Colin discovered technology at an early age, pulling apart clocks, radios, and the family TV. Despite his father's remonstrations that he never put anything back together, Colin went on to become an electronics engineer. Later he decided to get a degree in anthropology, and used that to do all manner of interesting things masquerading as work. Even later he took up sculpting, moved to the coast, and never learned to surf.
Since first being synthesized by Andre Geim and Kostya Novoselov at the University of Manchester in 2004, there has been an extensive effort to exploit the extraordinary properties of graphene. However the cost of graphene in comparison to more traditional electronic materials has meant that its uptake in electronic manufacturing has been slow. Now researchers at the University of Glasgow have discovered a way to create large sheets of graphene at a fraction of the cost of current methods.
Of the many new exoplanets discovered over the past two decades, all have been identified as established, older planets. Some with incredible winds raging across their surfaceand others that may be able to support life because of their position in the habitable zone, but none have been acknowledged as newly-forming protoplanets. Now scientists working at the Keck observatory have spied just such a planet in the constellation of Taurus, some 450 light-years from Earth, that is only just beginning its life, collecting matter and spinning into a brand new world.

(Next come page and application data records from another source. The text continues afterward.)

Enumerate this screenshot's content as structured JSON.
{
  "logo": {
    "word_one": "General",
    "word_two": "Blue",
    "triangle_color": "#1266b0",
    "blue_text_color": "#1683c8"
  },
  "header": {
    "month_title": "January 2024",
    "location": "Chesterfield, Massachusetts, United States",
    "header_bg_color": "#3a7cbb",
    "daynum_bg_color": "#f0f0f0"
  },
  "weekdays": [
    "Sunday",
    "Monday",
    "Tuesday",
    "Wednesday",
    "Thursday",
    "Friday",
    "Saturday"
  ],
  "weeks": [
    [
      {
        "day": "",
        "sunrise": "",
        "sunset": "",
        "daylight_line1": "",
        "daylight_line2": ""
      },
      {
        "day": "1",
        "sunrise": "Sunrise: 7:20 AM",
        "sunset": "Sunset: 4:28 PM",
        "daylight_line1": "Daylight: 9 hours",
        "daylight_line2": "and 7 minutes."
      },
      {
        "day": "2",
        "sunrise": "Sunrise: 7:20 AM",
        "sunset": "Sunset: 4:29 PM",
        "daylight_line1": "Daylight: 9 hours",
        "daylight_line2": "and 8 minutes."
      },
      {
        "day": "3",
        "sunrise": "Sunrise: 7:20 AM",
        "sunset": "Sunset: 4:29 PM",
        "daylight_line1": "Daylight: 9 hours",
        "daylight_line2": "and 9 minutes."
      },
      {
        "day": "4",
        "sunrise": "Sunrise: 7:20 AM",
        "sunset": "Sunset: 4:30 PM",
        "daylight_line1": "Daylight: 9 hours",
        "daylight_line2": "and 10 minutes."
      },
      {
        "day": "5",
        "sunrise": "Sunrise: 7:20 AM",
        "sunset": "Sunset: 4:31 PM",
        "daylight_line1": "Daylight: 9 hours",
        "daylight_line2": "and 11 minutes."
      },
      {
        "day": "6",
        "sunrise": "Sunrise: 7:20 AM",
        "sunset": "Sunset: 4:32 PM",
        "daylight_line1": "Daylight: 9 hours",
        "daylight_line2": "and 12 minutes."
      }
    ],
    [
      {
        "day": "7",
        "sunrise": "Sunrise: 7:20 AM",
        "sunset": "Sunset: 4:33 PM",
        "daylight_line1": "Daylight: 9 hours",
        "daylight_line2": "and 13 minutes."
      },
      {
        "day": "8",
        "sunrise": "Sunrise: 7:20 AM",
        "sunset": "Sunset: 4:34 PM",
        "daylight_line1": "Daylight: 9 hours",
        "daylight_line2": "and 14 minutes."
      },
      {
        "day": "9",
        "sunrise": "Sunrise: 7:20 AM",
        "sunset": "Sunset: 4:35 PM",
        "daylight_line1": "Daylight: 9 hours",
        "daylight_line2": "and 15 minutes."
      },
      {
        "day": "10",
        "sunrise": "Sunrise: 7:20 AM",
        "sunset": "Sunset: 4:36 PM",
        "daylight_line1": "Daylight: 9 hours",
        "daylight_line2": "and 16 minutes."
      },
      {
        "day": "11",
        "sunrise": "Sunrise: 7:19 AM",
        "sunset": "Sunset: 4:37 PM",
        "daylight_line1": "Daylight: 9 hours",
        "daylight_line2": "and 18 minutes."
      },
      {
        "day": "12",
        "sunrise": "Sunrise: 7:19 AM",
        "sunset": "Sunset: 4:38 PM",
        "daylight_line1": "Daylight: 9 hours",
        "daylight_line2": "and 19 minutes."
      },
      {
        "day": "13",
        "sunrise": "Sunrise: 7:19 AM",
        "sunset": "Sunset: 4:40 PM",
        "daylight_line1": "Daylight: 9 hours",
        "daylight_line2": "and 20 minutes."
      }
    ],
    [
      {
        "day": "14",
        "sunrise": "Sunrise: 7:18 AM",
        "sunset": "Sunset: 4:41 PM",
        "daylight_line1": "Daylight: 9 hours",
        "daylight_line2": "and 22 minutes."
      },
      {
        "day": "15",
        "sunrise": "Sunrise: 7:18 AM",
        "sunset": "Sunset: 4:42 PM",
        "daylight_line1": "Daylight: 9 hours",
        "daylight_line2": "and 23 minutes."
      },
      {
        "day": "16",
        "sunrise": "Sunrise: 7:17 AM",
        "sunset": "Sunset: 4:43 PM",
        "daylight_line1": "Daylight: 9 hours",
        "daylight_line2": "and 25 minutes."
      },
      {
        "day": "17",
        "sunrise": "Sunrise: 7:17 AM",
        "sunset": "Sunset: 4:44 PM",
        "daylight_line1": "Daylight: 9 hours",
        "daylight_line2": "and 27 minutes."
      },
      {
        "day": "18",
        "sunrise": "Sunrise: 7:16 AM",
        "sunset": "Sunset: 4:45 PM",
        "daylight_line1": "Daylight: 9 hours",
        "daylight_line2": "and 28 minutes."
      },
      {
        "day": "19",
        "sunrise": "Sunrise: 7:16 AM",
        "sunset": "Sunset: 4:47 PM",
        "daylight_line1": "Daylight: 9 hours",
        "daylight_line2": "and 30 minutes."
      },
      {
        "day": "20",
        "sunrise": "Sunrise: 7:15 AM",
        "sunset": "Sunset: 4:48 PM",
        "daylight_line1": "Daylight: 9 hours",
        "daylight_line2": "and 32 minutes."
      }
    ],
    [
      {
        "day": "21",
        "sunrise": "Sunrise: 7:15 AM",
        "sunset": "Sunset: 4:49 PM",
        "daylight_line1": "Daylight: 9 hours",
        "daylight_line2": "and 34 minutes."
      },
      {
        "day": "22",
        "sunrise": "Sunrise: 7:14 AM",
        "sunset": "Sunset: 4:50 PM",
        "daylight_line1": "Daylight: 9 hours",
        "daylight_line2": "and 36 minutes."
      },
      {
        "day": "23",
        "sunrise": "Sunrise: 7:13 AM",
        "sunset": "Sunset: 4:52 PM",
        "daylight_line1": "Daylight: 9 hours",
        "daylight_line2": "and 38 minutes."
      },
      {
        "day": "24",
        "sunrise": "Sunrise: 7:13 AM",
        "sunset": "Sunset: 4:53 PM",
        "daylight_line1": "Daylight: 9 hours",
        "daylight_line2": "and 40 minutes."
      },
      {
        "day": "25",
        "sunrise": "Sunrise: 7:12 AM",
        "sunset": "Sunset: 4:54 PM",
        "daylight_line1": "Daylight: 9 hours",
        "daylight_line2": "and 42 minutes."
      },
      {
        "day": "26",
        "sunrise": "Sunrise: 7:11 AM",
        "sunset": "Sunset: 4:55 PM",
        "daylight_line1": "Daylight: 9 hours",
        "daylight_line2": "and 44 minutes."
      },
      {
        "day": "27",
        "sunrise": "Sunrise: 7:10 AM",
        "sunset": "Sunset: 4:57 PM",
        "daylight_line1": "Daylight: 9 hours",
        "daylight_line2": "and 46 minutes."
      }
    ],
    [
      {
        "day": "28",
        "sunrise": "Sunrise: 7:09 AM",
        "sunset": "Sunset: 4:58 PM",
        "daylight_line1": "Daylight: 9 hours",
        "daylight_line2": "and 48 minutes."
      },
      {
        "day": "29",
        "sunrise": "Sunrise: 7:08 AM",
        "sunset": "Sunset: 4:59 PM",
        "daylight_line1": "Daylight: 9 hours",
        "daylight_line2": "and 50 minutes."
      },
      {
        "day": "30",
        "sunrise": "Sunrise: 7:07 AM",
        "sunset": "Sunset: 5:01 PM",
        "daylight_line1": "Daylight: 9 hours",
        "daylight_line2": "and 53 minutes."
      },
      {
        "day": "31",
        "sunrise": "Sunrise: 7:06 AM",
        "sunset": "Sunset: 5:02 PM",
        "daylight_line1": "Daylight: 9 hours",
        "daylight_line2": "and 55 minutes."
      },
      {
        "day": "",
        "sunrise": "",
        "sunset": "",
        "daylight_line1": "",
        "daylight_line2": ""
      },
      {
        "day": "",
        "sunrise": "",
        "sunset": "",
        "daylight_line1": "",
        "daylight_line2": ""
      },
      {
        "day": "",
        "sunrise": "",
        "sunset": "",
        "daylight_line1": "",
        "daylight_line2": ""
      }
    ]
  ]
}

In what is being touted as the most complex and complete face transplant ever performed, a crew of medicos at New York University's (NYU) Langone Medical Center has replaced the entire face of 41-year-old Patrick Hardison, a volunteer firefighter who suffered catastrophic burns while on duty in 2001. The team replaced Patrick's scalp, ears and ear canals, parts of bone in the chin and cheeks, and his entire nose. He also received new eyelids and the muscles that control them.
Inspired by the water boatman bug, a team at the University of Bristol has created the Row-bot, a robot prototype that is designed to punt itself across the top of the water in dirty ponds or lakes, and "eat" the microbes it scoops up. It then breaks these down in its artificial stomach to create energy to power itself. In this way, it generates enough power to continuously impel itself about to seek out more bacteria to feed upon.
Prebiotic compounds that promote the growth of microorganisms, such as bacteria and fungi, can be traced back billions of years to their origins in the primordial goo – a rich soup of compounds from which all organic life on Earth is theorized to have begun. Now, scientists at Australia's CSIRO have discovered just how good a rich broth of these early molecules may be at improving the acceptance of implanted medical devices in the human body.
Looking more like a high-tech fighter than a light plane designed for private use, the Valkyrie from Cobalt aircraft has just been launched. With a canard front wing, sleek aerodynamic shape and a turbocharged 350 hp (260 kW) engine, the new Valkyrie is claimed to be capable of traveling at speeds of up to 260 knots (482 km/h, 300 mph) and has capacity for up to five adults and their luggage.
As energy production moves towards solar and wind-powered alternatives, battery systems to store intermittently-produced electricity have never been more important. Unfortunately, many of the materials needed to make high-performance batteries for this purpose are rapidly diminishing and becoming increasingly expensive as a result. Now researchers have created a new type of storage battery that is made from a range of cheap and abundant materials and shows promise for high-efficiency performance.
A new type of nanoparticle has been created by that converts invisible near-infrared light to higher energy blue and UV light with record-high efficiency. The multi-layered layered nanoparticle has potential for use in solar energy harvesting, bio-imaging, and light-based
Stealth aircraft like the F35 fighter generally rely on high-tech absorption materials and unusual geometries to scatter, deflect, and sponge up incoming radar signals. These techniques are exceptionally good at masking a vehicle's shape and size, particularly when swept with side-scanning radar. However, with lower-frequency, directed anti-stealth radar-targeting systems being developed, these surfaces prove much less able to hide an object. To help address this, a team of Chinese scientists has developed a thin electronic material that sheaths an object and effectively absorbs radar signals over a wide range of frequencies.
Wi-Fi connections are great when they work quickly and efficiently, but when they suddenly slow down inexplicably it can be very frustrating. Surprisingly, this isn't usually caused by a slow connection from your ISP, rather it occurs when two physically close Wi-Fi connections interfere with each other. Now researchers from the McCormick School of Engineering at Northwestern University have come up with a simple way to prevent this – and improve Wi-Fi speeds – by using Frequency Modulation (FM) and a smart time-sharing system that maximizes data throughput.